It is an interesting comment on the times we live in, and the changes happening technologically, that NICVA (Northern Ireland Council for Voluntary Action) has ceased production of its printed maggerzine, 'Scope', which has been published for the last 32 years. Yes, it's meant to be doing an online magazine as well as its other substantial website coverage (including 'NICVA News' at http://www.nicva.org ) but it certainly wouldn't feel the same - the printed page has a feeling of import, not to mention portability, that the computer screen does not [sez he in his online column! - Ed]. 'Scope' wasn't always the most exciting of magazines but it didn't need to be and you knew you'd get good solid coverage and analysis of community issues in the North and that's sad to see go from the printed page.
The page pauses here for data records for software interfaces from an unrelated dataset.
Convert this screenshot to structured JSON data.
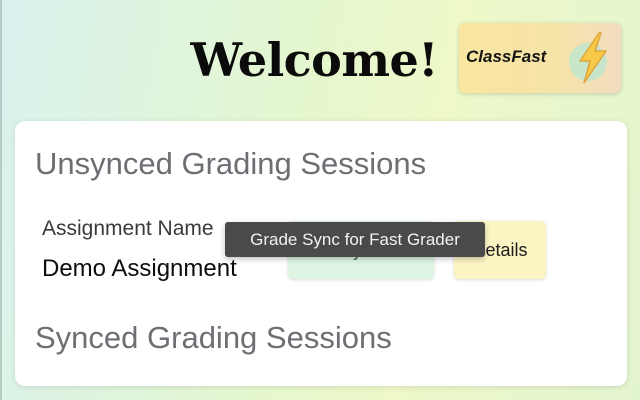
{
  "header": {
    "welcome": "Welcome!",
    "brand_name": "ClassFast",
    "brand_icon": "lightning-bolt-icon"
  },
  "unsynced": {
    "title": "Unsynced Grading Sessions",
    "assignment_label": "Assignment Name",
    "assignment_value": "Demo Assignment",
    "sync_button_label": "Sync",
    "details_button_label": "Details"
  },
  "synced": {
    "title": "Synced Grading Sessions"
  },
  "tooltip": {
    "text": "Grade Sync for Fast Grader"
  },
  "colors": {
    "sync_button_bg": "#dff5e4",
    "details_button_bg": "#fbf5c4",
    "bolt_fill": "#f7c948",
    "bolt_circle": "#bfe6cf"
  }
}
The final issue had some normal news (e.g. "A new report by Save the Children shows that one child in five is living in persistent poverty in Northern Ireland, double the level in the rest of the UK") as well as a run down of changes and issues over the years, with some people looking back; Andy Pollak, Avila Kilmurray, Fiona Veitch, Bill Smith, Eamonn Deane, Margaret Ward, Paul McGill, Quintin Oliver, Duane Farrell and Lyndsay Truesdale Maggie Beirne, recently departed director of the CAJ/Committee on the Administration of Justice, wrote a piece on human rights and appeared in an accompanying photo of INNATE monitors arriving on the Garvaghy Road, Portadown, to observe the July Sunday Drumcree parade in 1991. I must be getting old cos that feels like yesterday, and in historical terms it was yesterday, but so much has changed in the North in the time since then it's a political aeon ago. The time's they are a-changin' in lots of ways and keeping up is becoming more onerous all the time. [Speak for yourself - Ed] [I believe in doing just that rather than speaking for other people like some......... - Billy]
I, Sosceles typo corner
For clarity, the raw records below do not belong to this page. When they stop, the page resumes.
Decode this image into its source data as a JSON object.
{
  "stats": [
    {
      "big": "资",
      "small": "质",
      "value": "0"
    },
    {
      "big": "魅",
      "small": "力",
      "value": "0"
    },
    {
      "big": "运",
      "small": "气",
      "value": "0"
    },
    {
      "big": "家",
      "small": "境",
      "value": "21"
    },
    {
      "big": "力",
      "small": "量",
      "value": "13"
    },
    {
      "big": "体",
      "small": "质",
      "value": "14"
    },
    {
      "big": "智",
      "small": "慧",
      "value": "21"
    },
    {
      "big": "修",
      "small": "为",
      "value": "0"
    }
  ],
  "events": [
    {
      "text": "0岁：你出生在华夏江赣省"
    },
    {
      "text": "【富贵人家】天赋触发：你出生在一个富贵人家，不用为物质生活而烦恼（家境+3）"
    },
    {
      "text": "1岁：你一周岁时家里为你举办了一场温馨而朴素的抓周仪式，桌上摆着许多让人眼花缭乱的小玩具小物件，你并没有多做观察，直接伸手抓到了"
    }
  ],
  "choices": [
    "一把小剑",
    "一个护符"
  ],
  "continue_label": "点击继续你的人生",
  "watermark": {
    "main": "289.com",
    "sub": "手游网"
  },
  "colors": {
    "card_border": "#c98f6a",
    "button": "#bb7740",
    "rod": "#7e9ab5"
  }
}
"Hello 45 Degrees, you're looking well today, though I must say you're only half the size of 90 Degrees over there. What's that you said, 180 Degrees? You're going to go straight from now on? That's good, I'm very glad to hear that and there's no point in going round in circles like 360 Degrees, who's always beating about the bush, isn't that right? Anyway, let's all hang out here for a while together, but don't worry about me giving you the third degree." What prompted this little bit of communication by degrees? Well, the 'Irish Times' TV & Radio guide (in their 'Magazine' for 26/4/08) covering 30th April had a paragraph about a programme on TG4: "Críostaíocht....This week's programme looks at the enduring appeal of angels, from old paintings and mosaics to present-day iconic images of cherubs and seraphs.......Finally, we meet Ronna Herman, who claims she can commune with angles in today's world." Maybe she can see round corners too. Or maybe she's a medium and they are Angles (as in Angles and Saxons). So am I right, or am I angling for something? Am I an acute observer or being a bit obtuse? Or do I have the right angel at all? [Sounds like the sharp end of the wedge to me, and just how many angles would fit on a pinhead? - Ed] [As I've said before, I thought I was the one meant to bake the puns around here - Billy]
Well, that's sufficiently absurd to end off on [You never have a problem with that - Ed], so until the next time we meet, take care of yourself and others, see you soon, the 'summer' is a-comin' in, Billy.
is Billy King? A long, long time ago, in a more
innocent age (just talking about myself you understand),
there were magazines called 'Dawn' and 'Dawn Train'
and I had a back page column in these. Now the Headitor
has asked me to come out from under the carpet to write
a Cyberspace Column 'something people won't be able
to put down' (I hope you're not carrying your monitor
around with you).
Watch this. Cast a cold eye on life, on death, horseman
pass by (because there'll almost certainly be very little
about horses even if someone with a similar name is
found astride them on gable ends around certain parts
of Norn Iron).